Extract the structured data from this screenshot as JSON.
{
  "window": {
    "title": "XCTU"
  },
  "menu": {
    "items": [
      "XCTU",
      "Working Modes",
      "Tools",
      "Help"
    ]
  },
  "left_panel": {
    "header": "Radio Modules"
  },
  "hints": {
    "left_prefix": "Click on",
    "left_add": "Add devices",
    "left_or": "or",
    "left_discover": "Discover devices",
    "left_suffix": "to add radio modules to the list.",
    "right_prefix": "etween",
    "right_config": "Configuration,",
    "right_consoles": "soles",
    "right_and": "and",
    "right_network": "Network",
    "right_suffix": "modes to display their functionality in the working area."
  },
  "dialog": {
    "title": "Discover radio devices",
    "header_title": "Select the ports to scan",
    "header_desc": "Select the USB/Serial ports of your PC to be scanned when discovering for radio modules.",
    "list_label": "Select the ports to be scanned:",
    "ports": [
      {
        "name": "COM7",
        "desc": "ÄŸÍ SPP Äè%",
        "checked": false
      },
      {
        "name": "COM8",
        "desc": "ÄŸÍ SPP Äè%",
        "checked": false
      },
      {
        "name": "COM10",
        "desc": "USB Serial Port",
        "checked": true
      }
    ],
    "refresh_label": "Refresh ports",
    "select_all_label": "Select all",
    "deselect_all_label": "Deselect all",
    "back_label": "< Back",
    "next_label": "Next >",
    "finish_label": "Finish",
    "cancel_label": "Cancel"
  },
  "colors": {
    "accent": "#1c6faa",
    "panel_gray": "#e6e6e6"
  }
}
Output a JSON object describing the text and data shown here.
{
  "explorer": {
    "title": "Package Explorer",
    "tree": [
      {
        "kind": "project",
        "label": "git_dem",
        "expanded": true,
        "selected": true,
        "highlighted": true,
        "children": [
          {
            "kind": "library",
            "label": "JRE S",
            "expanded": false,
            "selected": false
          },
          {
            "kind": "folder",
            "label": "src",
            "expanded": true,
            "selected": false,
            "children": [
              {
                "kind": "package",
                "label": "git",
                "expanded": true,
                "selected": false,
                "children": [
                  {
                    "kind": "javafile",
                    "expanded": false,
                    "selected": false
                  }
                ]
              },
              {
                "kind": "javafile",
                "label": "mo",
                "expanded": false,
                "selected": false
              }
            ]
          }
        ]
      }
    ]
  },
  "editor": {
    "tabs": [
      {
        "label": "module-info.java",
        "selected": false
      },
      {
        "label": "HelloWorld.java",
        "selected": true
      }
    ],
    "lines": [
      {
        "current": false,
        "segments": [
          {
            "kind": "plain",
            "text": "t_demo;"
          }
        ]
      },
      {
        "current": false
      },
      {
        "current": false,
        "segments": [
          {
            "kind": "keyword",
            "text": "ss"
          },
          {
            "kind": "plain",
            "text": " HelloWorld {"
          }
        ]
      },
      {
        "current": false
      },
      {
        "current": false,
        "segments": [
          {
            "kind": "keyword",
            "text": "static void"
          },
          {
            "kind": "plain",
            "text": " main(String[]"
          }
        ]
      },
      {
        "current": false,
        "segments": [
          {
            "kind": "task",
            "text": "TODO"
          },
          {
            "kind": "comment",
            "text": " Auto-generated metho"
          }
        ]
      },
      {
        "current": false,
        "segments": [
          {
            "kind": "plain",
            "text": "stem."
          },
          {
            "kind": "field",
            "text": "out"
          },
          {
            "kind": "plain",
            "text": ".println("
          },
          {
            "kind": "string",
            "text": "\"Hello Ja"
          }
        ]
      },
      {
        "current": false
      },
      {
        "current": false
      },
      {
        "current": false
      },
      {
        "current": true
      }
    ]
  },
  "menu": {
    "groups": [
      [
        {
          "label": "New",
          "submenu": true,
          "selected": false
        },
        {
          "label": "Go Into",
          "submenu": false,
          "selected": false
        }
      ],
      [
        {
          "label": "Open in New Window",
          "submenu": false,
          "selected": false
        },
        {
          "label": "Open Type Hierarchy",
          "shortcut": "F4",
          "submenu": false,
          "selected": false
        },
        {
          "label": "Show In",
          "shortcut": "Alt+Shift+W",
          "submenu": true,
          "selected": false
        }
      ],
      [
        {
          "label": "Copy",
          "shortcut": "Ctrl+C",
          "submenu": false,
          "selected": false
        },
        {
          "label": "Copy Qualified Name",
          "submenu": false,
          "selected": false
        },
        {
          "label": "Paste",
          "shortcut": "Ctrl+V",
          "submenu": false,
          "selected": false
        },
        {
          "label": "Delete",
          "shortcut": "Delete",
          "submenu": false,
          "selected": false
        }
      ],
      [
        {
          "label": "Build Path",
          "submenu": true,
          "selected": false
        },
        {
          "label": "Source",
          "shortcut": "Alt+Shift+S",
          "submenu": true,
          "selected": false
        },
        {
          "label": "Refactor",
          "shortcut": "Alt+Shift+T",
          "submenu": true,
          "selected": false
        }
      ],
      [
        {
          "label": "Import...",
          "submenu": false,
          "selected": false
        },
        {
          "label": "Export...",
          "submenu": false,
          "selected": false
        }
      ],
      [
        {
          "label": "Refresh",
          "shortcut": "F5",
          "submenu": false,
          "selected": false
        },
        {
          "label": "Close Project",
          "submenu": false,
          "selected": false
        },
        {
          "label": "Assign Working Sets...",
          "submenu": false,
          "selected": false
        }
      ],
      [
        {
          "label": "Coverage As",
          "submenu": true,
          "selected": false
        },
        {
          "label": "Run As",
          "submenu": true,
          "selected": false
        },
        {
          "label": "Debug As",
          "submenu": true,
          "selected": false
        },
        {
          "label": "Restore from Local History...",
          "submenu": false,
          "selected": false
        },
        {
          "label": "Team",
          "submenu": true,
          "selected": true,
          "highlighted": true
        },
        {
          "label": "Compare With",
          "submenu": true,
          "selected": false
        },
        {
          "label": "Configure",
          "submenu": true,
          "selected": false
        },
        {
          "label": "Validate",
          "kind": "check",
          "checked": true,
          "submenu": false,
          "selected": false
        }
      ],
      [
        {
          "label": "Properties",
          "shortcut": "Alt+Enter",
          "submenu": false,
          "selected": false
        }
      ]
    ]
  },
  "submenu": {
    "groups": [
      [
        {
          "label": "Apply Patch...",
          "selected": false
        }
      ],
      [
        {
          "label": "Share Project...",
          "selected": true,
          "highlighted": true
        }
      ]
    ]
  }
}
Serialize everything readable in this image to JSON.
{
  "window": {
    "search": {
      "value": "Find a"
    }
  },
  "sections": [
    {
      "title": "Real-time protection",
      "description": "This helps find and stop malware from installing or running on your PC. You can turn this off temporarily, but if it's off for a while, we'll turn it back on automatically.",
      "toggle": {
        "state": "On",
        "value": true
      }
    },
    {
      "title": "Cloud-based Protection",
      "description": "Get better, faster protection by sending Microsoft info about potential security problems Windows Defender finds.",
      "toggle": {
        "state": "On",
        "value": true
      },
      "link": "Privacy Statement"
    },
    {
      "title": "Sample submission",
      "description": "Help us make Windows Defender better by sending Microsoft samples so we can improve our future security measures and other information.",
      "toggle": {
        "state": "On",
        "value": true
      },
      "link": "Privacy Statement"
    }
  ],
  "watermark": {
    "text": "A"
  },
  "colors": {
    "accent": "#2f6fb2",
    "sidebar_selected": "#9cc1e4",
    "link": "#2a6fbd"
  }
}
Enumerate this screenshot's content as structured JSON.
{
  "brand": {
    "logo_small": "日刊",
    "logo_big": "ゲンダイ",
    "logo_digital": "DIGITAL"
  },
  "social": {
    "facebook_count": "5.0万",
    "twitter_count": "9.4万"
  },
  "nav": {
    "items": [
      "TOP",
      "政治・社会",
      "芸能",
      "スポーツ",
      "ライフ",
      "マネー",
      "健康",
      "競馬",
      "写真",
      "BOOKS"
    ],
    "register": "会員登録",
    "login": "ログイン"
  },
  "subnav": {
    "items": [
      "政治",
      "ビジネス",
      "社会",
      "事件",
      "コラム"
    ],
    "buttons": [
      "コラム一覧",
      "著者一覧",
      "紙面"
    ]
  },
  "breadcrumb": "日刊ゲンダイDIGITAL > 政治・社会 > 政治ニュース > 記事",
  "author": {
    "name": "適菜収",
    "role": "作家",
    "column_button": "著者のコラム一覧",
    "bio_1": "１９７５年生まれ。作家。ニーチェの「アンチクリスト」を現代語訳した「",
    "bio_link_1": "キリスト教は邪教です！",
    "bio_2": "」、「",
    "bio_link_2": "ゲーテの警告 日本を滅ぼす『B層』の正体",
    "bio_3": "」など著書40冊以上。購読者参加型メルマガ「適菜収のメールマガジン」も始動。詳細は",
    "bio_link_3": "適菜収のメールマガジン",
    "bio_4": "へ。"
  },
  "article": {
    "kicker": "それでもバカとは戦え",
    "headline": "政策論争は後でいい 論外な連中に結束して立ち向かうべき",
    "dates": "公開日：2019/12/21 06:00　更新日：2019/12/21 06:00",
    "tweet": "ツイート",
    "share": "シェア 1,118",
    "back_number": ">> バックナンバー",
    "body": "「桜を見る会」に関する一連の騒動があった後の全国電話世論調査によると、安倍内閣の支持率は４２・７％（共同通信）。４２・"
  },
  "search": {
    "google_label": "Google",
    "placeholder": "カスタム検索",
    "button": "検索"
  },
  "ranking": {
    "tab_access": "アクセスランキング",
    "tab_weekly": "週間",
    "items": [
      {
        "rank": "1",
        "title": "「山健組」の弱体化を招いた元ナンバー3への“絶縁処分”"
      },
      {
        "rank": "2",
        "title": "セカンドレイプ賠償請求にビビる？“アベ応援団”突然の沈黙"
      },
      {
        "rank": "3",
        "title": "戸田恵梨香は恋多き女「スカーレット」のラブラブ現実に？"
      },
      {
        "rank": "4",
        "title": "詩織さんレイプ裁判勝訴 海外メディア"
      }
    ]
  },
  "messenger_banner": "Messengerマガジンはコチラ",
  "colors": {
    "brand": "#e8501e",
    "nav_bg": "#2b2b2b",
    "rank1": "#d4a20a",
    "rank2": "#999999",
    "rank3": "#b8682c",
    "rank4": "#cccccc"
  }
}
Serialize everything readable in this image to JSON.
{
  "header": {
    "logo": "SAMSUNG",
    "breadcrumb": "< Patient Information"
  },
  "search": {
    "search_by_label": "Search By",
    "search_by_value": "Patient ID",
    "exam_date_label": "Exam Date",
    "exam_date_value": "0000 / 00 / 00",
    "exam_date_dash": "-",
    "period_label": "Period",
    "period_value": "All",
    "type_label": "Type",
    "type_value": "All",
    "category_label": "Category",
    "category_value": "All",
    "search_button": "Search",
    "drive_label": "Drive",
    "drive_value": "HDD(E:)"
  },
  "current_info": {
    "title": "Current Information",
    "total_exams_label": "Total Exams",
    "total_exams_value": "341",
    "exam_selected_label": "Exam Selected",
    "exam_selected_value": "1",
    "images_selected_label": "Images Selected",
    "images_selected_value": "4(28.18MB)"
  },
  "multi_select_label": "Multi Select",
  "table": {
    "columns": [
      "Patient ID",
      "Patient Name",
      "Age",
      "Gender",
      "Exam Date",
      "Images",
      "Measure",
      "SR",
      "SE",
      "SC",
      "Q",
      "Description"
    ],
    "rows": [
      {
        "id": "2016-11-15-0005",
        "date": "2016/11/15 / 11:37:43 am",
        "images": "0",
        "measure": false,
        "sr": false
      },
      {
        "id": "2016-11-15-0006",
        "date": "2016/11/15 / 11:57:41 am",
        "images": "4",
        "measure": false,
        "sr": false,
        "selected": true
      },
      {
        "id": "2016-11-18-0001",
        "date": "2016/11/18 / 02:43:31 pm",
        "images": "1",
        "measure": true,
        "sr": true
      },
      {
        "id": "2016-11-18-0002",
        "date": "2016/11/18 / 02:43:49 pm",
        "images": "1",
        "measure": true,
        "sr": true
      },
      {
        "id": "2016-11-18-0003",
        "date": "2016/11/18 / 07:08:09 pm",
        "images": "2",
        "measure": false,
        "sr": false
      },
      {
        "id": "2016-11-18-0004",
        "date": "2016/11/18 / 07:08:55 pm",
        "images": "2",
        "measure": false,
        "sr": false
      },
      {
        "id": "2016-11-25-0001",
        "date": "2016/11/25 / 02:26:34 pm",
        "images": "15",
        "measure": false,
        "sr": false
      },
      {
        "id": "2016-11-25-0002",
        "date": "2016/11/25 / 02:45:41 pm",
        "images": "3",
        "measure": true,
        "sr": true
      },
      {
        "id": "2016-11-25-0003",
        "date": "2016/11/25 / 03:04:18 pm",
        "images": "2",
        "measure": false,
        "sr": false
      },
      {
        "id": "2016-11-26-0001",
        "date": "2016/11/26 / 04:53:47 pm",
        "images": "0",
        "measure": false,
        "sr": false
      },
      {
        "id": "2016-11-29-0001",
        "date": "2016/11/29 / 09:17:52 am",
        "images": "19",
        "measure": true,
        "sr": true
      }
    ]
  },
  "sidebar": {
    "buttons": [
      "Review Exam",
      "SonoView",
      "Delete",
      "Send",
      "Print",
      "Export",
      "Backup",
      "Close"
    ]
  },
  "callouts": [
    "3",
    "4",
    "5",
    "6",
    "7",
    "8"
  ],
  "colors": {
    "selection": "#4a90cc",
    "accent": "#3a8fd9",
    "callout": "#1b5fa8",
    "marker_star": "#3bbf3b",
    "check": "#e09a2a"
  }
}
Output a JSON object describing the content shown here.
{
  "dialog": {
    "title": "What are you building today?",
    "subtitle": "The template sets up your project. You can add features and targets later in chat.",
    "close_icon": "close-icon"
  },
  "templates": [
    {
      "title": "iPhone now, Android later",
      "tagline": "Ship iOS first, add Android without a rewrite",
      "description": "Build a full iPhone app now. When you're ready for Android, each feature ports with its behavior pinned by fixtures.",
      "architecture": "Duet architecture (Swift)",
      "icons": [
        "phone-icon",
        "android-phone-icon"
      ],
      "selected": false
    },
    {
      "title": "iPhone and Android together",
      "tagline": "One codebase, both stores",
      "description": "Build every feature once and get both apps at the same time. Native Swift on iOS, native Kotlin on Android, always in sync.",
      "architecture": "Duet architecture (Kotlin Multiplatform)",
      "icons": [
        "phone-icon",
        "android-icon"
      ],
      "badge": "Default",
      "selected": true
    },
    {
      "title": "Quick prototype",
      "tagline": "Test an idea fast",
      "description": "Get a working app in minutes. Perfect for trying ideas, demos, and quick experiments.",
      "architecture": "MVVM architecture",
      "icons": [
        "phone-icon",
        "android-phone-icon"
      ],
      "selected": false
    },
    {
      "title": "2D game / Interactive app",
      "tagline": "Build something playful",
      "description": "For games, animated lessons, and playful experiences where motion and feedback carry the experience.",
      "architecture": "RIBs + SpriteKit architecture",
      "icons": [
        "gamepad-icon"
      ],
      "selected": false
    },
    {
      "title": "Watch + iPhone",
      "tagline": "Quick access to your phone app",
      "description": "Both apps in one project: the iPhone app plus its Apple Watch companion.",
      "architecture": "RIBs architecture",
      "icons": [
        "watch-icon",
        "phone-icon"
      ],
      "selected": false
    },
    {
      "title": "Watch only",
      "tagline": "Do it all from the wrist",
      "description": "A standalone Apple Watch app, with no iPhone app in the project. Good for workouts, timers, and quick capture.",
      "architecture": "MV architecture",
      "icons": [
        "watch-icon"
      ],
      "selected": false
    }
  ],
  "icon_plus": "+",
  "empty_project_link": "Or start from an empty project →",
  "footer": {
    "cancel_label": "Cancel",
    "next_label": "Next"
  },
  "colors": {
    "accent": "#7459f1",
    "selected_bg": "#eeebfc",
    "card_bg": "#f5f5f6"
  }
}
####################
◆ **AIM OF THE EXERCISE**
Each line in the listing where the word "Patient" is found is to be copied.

◆ **RESULT FOR THIS EXERCISE**
    "breadcrumb": "< Patient Information"
    "search_by_value": "Patient ID",
      "Patient ID",
      "Patient Name",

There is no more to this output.